Prime minister David Cameron struck a deal on reform of Britain's EU membership last week, which included changes to benefits for EU migrants and protections surrounding the Eurozone. Here is a breakdown of what the deal entails.
There are new powers to exclude people deemed a security risk, even if they do not have prior convictions. The deal includes stronger powers to stop criminals coming to the UK and to deport people who commit crime in Britain.
The deal also confirms measures to deny free-movement rights to nationals in non-EU countries who marry an EU national, in an attempt to tackle sham marriages to gain residency.
On benefits, anyone coming to the UK from the EU who fails to find work within six months can be required to leave.
Member states will be able to apply an emergency brake where "exceptional" levels of migration are putting pressure on social security systems or public services. Cameron's proposal for a four-year ban on in-work benefits for EU migrants was denied, so the final deal allows benefits to be phased in over a period of four years as the individual contributes to the UK through taxation.
The emergency brake will last for seven years with no option for renewal. This matches the time period other western countries employed to keep eastern Europeans out of their labour markets after the EU expansion of 2004. States who want to apply the brake must put in a request to the European Commission and approval must come from national leaders in the European Council.
Although Cameron wanted to stop migrant workers from claiming benefits for children in other EU countries, but instead secured an agreement to "index" the rate to the child's home country. This is usually a lower rate. Initially, this change will only apply to new immigrants, but it will be applicable to all existing claimants from January 2020.
The deal means countries outside the euro will not be required to fund euro bailouts, such as those paid to Greece. It also means these countries will be reimbursed for central EU funds used to prop up the euro.
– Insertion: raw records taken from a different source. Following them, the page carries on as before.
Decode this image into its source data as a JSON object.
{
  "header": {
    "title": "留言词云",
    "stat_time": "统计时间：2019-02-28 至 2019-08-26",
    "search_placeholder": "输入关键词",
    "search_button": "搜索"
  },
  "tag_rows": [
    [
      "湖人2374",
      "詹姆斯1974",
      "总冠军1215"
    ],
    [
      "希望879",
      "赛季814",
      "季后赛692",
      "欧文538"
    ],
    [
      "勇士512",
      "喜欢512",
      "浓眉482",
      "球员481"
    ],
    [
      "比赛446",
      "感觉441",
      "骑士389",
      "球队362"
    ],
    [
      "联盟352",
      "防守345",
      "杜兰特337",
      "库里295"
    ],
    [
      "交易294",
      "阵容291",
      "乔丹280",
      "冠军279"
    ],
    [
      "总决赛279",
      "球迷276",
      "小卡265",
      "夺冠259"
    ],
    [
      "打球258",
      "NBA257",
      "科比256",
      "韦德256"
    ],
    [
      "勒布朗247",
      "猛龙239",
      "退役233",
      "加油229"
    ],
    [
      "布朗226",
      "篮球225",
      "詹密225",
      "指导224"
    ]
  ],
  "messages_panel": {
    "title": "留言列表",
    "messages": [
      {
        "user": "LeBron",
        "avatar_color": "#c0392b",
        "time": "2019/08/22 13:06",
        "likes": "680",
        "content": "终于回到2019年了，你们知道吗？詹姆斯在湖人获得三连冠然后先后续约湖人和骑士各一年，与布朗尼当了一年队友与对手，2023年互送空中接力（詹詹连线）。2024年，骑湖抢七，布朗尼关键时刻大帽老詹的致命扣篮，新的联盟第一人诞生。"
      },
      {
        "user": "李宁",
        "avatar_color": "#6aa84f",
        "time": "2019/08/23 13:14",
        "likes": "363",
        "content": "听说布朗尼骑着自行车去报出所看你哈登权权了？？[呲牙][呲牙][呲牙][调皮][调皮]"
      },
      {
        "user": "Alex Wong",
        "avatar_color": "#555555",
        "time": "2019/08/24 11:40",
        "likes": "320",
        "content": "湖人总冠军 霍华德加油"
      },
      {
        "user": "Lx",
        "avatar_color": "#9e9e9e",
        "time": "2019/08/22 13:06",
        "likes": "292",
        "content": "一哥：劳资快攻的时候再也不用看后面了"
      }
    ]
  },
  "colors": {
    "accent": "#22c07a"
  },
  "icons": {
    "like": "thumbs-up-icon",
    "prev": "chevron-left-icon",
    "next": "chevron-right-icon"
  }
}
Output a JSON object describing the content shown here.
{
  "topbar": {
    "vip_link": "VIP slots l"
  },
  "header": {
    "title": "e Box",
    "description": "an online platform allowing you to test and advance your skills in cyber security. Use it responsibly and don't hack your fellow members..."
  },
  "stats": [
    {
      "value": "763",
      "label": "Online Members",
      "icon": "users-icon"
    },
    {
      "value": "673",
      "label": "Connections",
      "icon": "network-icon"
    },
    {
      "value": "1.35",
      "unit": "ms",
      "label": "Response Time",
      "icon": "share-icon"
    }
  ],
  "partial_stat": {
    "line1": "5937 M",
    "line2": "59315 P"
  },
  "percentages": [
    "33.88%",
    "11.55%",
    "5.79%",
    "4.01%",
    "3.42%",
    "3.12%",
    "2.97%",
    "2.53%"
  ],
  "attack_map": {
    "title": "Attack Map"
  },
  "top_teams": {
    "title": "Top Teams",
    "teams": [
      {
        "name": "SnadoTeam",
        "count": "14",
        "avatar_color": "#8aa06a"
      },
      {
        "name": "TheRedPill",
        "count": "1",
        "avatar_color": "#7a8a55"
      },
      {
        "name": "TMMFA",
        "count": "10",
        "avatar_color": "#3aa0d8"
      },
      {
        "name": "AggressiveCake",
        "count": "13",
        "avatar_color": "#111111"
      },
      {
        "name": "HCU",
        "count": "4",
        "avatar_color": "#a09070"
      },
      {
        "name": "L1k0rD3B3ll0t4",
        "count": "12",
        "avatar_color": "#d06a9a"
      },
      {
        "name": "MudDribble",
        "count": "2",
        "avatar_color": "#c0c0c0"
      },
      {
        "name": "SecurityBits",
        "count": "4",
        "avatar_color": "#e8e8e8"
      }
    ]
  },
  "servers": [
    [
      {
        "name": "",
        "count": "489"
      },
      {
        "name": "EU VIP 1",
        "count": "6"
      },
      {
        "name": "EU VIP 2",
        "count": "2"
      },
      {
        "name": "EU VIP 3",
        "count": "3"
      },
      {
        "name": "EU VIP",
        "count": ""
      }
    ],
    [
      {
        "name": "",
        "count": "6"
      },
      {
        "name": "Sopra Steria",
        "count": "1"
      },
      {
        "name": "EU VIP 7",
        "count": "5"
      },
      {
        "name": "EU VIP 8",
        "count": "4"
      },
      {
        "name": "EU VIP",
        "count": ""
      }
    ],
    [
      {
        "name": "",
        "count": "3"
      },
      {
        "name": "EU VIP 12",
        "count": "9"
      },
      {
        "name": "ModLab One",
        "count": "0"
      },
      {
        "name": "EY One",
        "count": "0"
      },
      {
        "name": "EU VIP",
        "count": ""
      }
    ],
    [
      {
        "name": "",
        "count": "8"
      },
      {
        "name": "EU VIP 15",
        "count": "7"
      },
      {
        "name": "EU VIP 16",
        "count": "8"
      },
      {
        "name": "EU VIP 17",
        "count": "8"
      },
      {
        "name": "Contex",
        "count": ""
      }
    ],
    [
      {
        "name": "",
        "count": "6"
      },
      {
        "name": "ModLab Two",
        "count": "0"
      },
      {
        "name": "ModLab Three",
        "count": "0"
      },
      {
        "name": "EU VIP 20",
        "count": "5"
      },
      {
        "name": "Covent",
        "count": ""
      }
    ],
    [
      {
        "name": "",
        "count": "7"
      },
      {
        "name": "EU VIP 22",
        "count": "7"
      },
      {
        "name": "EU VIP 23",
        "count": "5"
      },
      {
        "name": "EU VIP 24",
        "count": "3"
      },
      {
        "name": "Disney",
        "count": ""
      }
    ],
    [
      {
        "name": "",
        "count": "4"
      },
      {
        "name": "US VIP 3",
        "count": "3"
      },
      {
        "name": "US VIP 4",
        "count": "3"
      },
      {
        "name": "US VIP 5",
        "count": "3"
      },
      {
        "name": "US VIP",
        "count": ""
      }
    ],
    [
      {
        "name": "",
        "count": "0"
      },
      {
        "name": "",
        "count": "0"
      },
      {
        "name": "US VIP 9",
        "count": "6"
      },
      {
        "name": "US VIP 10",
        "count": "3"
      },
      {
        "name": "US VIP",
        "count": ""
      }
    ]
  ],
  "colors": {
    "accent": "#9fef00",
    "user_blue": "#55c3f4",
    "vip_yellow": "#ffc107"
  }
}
Cameron's agreement means the pound is protected as it was agreed there should be more than one currency in the eurozone. It also outlaws discrimination against companies and individuals of their home currency, which Cameron hopes will help British companies trade in Europe.
It also gives any member state the right to escalate concerns about the impact of eurozone decisions for urgent discussion in the European Council.
Cameron wanted a declaration that the "ever closer union among peoples of Europe" did not apply to the UK. The passage was struck out of the final draft, but the new text confirms the "ever closer union" in EU treaties does not mean the UK is on its way to deeper political integration.
"It is recognised that the United Kingdom... is not committed to further political integration in the European Union... References to ever-closer union do not apply to the United Kingdom."
A "red card" system will be introduced which means national parliaments can require the European Council to reconsider EU legislation if they can muster support equivalent to 55% of the 28-nation bloc.